At the conference, IRI will share the results from focus group discussions held with women members of political parties conducted in Accra, Kumasi and Tamale earlier this year. The two-day conference will be followed by intra-party dialogues for each of the leading Ghanaian political parties wherein women leaders will use information from the sessions to develop strategies for increasing their political participation ahead of the 2020 elections.

In the lead up to the 2016 elections, major political parties in Ghana regressed in their commitment to improving gender equality, a fact confirmed by IRI’s 2016 gender assessment. For example, the National Democratic Congress (NDC) failed to reserve 40 percent of its parliamentary candidates for women, despite commitments to meet that threshold. In addition, the New Patriotic Party (NPP) openly revoked an internal affirmative action principle after executives believed that the principle would hurt its chances of winning. And, despite Ghana ratifying the Maputo Protocol in 2007, only 13.45 percent of the current Parliament members are women.

There are also few prospects for women’s leadership within Ghanaian political parties. Women’s wings of political parties are activated before election day to mobilize voters, but their roles generally do not go beyond the grassroots level or necessarily carry decision making authority. Many parties also designate internal positions (commonly referred to as the National Women’s Organizer and Deputy National Women’s Organizer) for developing outreach strategies and gaining more women voters and members for the party, but these positions are generally underfunded or sometimes not funded at all. In the recently concluded NPP delegate conference for electing party executives, only two women took up positions (one of them being the National Women’s Organizer). Systematically including women in party leadership has the potential to strengthen the party and broaden its base. If parties do not realize that, the outlook for women’s political representation in Ghana is bleak.

As a longtime gender advocate, Executive Director of the Gender Centre for Empowering Development and new member of IRI’s Women’s Democracy Network, I believe that IRI’s women’s multi-party strategy conference and intra-party dialogues for women political leaders are as important as they are timely and address a critical need in Ghana. Political parties will soon be holding primaries and these party exchanges could inform needed reforms to mainstream gender into campaign plans and party policies. I look forward to discussions that will encourage political parties to develop women-centered platforms or manifestoes that reflect women’s priorities.

By organizing the conference well before the electoral period starts, the exchanges will allow for open and honest discussions among political party leaders about the challenges that women face without the distraction of campaigns. It could also give political party leaders time to implement the recommendations issued by their female members and actively include them in decision-making processes as they prepare for elections.

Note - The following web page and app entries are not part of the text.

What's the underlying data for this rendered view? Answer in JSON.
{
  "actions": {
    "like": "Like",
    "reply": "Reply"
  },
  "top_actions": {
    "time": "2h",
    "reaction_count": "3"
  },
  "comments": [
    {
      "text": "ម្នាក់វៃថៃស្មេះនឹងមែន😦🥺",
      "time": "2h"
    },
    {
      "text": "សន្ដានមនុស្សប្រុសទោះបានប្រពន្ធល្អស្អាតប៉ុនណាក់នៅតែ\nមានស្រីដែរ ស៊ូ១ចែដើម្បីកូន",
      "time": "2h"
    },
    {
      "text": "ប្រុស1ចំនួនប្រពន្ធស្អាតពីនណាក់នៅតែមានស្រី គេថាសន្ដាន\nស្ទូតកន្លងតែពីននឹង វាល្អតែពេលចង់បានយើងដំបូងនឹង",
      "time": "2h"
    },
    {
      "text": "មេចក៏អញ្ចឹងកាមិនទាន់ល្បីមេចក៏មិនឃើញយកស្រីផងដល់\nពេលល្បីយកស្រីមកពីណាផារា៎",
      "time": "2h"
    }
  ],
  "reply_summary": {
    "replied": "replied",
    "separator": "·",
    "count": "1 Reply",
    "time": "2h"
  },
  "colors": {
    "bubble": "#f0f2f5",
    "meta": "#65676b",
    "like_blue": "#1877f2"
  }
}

With my experience as a student activist within one of the major political parties and also advocating for women’s rights in Ghana for over 11 years, I believe forums like these are crucial to the struggle of overcoming barriers that women face in politics. They help build consensus and provide a rare opportunity for women within political parties (many located in distant regions throughout Ghana) to strategically work together for a common cause. Forums such as IRI’s also have the capability to encourage women to run for office and vie for positions within their respective parties. Should this be the case after the IRI-organized dialogues, women’s inclusion in politics and representation in government could increase in the next electoral cycle.